But knowledge is not memory. Sebald, I think, would not have been fooled. He wouldn’t have fallen for these knowable surface securities, which, when scratched, lay bare such treacherous crevices. A little further north on the same path, a modest manor rises above patchy lawns: the Gutshaus Neukladow, which now houses a strangely-lit café-restaurant and seminar rooms. Extensively remodeled in the early 20th century, it was originally built around 1800 for A.L. Mencken, cabinet counselor to the Prussian King Frederick William III. Mencken’s daughter gave birth here to Otto von Bismarck, whose leadership as Federal Chancellor set the course of Prussia’s transformation from Confederation to Empire after the Franco-Prussian war of 1871. From here, from some upstairs manor bedroom overlooking a tranquil vista of watery greys and browns, Prussia’s tentacled rise began, stretching across the years to a French surrender signed in 1871 in Versailles, to another defeat, also signed in Versailles, in 1918. And all that followed.
In the upstairs rooms of the café, dark and dusty, I find a small model of the house. It sits innocuously on the floor: a plaything for children on bored winter evenings. Sebald would not have been fooled.
The lakeside path stops a little further on, just past the higgledy-piggledy of wooden huts and ramshackle gardens. I take the car and drive a couple of miles northwards to the neighbouring district of Gatow, stopping to turn right into the grounds of the Havelhöhe Community Hospital, a clinic for anthroposophic medicine. Constructed between 1934 – 1936 as a Luftwaffe Training Centre, its clean barracked lines have undergone reassignment. From killing to healing. And yet, so thoroughly consumed am I now by a mood of pervasive menace that I shiver a little at the guileless trust of patients moving across the windows. The bookshop staff are sorry. No, they have nothing on the original purpose of the complex. They point me to an information sign.
Leaving, I catch sight of a sign to the Luftwaffe Museum of the German Bundeswehr. It’s housed in buildings that formed part of the former British Air Force base RAF Gatow, less than three kilometers as the black crow flies from the hospital.
And suddenly, so suddenly that I’m momentarily winded, there are – “various spaces interlocking” (Sebald: Austerlitz). My father – with whom I drove up and down this road past signs for Gatow on summer days during his visits to Berlin 2003 – 2009 – my father flew here, to RAF Gatow during the Berlin Airlift, June 1948. He had stories to tell – when pressed. Of German Fräuleins serving mess food to a hungry young man at the tail end of his National Service, worried that events would spiral and he would be properly conscripted. During that last visit with us in Berlin, summer 2009, my father knew (didn’t he?) where he was, driving through Gatow with me. But said nothing, did nothing to re-engage with memory. And I knew, but never asked. Instead, we scanned the roadside for wayside shacks selling eels from the lake. His favourite.

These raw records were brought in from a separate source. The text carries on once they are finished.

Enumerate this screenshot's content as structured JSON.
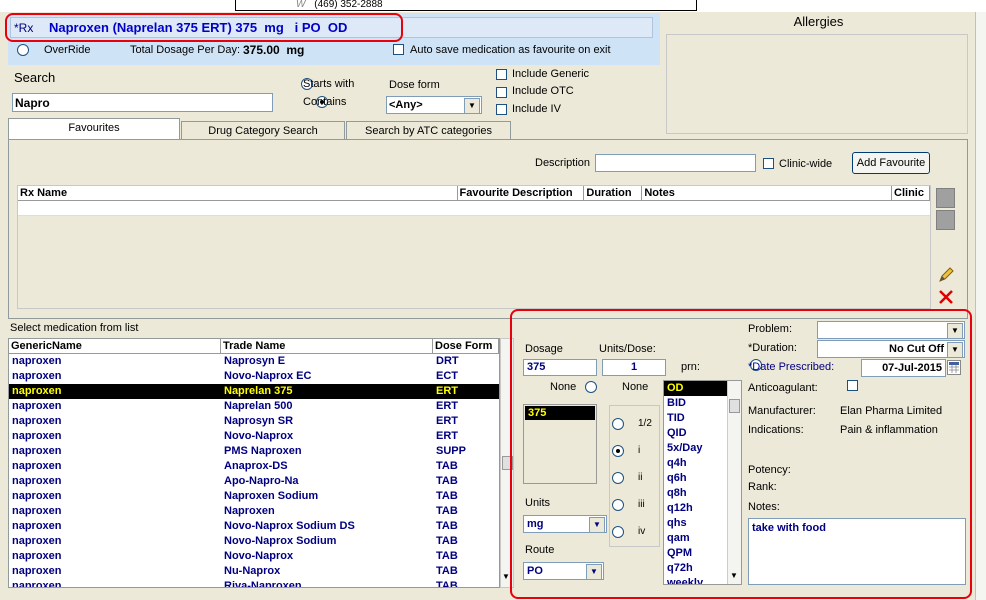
{
  "top": {
    "w_label": "W",
    "phone": "(469) 352-2888"
  },
  "allergies": {
    "title": "Allergies"
  },
  "rx": {
    "prefix": "*Rx",
    "text": "Naproxen (Naprelan 375 ERT) 375  mg   i PO  OD"
  },
  "override": {
    "label": "OverRide",
    "total_label": "Total Dosage Per Day:",
    "total_value": "375.00  mg",
    "autosave_label": "Auto save medication as favourite on exit"
  },
  "search": {
    "label": "Search",
    "value": "Napro",
    "starts_with": "Starts with",
    "contains": "Contains",
    "dose_form_label": "Dose form",
    "dose_form_value": "<Any>",
    "include_generic": "Include Generic",
    "include_otc": "Include OTC",
    "include_iv": "Include IV"
  },
  "tabs": [
    "Favourites",
    "Drug Category Search",
    "Search by ATC categories"
  ],
  "favourites": {
    "description_label": "Description",
    "clinic_wide_label": "Clinic-wide",
    "add_button": "Add Favourite",
    "columns": [
      "Rx Name",
      "Favourite Description",
      "Duration",
      "Notes",
      "Clinic"
    ]
  },
  "medlist": {
    "title": "Select medication from list",
    "columns": [
      "GenericName",
      "Trade Name",
      "Dose Form"
    ],
    "rows": [
      [
        "naproxen",
        "Naprosyn E",
        "DRT"
      ],
      [
        "naproxen",
        "Novo-Naprox EC",
        "ECT"
      ],
      [
        "naproxen",
        "Naprelan 375",
        "ERT"
      ],
      [
        "naproxen",
        "Naprelan 500",
        "ERT"
      ],
      [
        "naproxen",
        "Naprosyn SR",
        "ERT"
      ],
      [
        "naproxen",
        "Novo-Naprox",
        "ERT"
      ],
      [
        "naproxen",
        "PMS Naproxen",
        "SUPP"
      ],
      [
        "naproxen",
        "Anaprox-DS",
        "TAB"
      ],
      [
        "naproxen",
        "Apo-Napro-Na",
        "TAB"
      ],
      [
        "naproxen",
        "Naproxen Sodium",
        "TAB"
      ],
      [
        "naproxen",
        "Naproxen",
        "TAB"
      ],
      [
        "naproxen",
        "Novo-Naprox Sodium DS",
        "TAB"
      ],
      [
        "naproxen",
        "Novo-Naprox Sodium",
        "TAB"
      ],
      [
        "naproxen",
        "Novo-Naprox",
        "TAB"
      ],
      [
        "naproxen",
        "Nu-Naprox",
        "TAB"
      ],
      [
        "naproxen",
        "Riva-Naproxen",
        "TAB"
      ]
    ],
    "selected_index": 2
  },
  "dosage": {
    "dosage_label": "Dosage",
    "dosage_value": "375",
    "units_dose_label": "Units/Dose:",
    "units_dose_value": "1",
    "prn_label": "prn:",
    "none1": "None",
    "none2": "None",
    "list_value": "375",
    "fractions": [
      "1/2",
      "i",
      "ii",
      "iii",
      "iv"
    ],
    "units_label": "Units",
    "units_value": "mg",
    "route_label": "Route",
    "route_value": "PO",
    "frequencies": [
      "OD",
      "BID",
      "TID",
      "QID",
      "5x/Day",
      "q4h",
      "q6h",
      "q8h",
      "q12h",
      "qhs",
      "qam",
      "QPM",
      "q72h",
      "weekly"
    ]
  },
  "details": {
    "problem_label": "Problem:",
    "duration_label": "*Duration:",
    "duration_value": "No Cut Off",
    "date_label": "*Date Prescribed:",
    "date_value": "07-Jul-2015",
    "anticoag_label": "Anticoagulant:",
    "manufacturer_label": "Manufacturer:",
    "manufacturer_value": "Elan Pharma Limited",
    "indications_label": "Indications:",
    "indications_value": "Pain & inflammation",
    "potency_label": "Potency:",
    "rank_label": "Rank:",
    "notes_label": "Notes:",
    "notes_value": "take with food"
  }
}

My father was a Londoner, with a Londoner’s taste, but self-educated. He’d read Sebald but found him … what? Morbidly overstrung? Given the choice: between eels in aspic and unwelcome reflection, he chose eels.
Memories, as Sebald writes in The Rings of Saturn, “lie slumbering within us for months and years, quietly proliferating, until they are woken by some trifle and in some strange way blind us to life.” Memories are chance and incidence. We indulge them – sometimes at our peril. Or chose not to, choosing life instead.
There is a choice, as Sebald implies, juxtaposing memory and life. And so, I think – as I picture the wry, friendly man on the dust jacket of The Rings of Saturn – Sebald might have relented. And chosen jellied eels as well.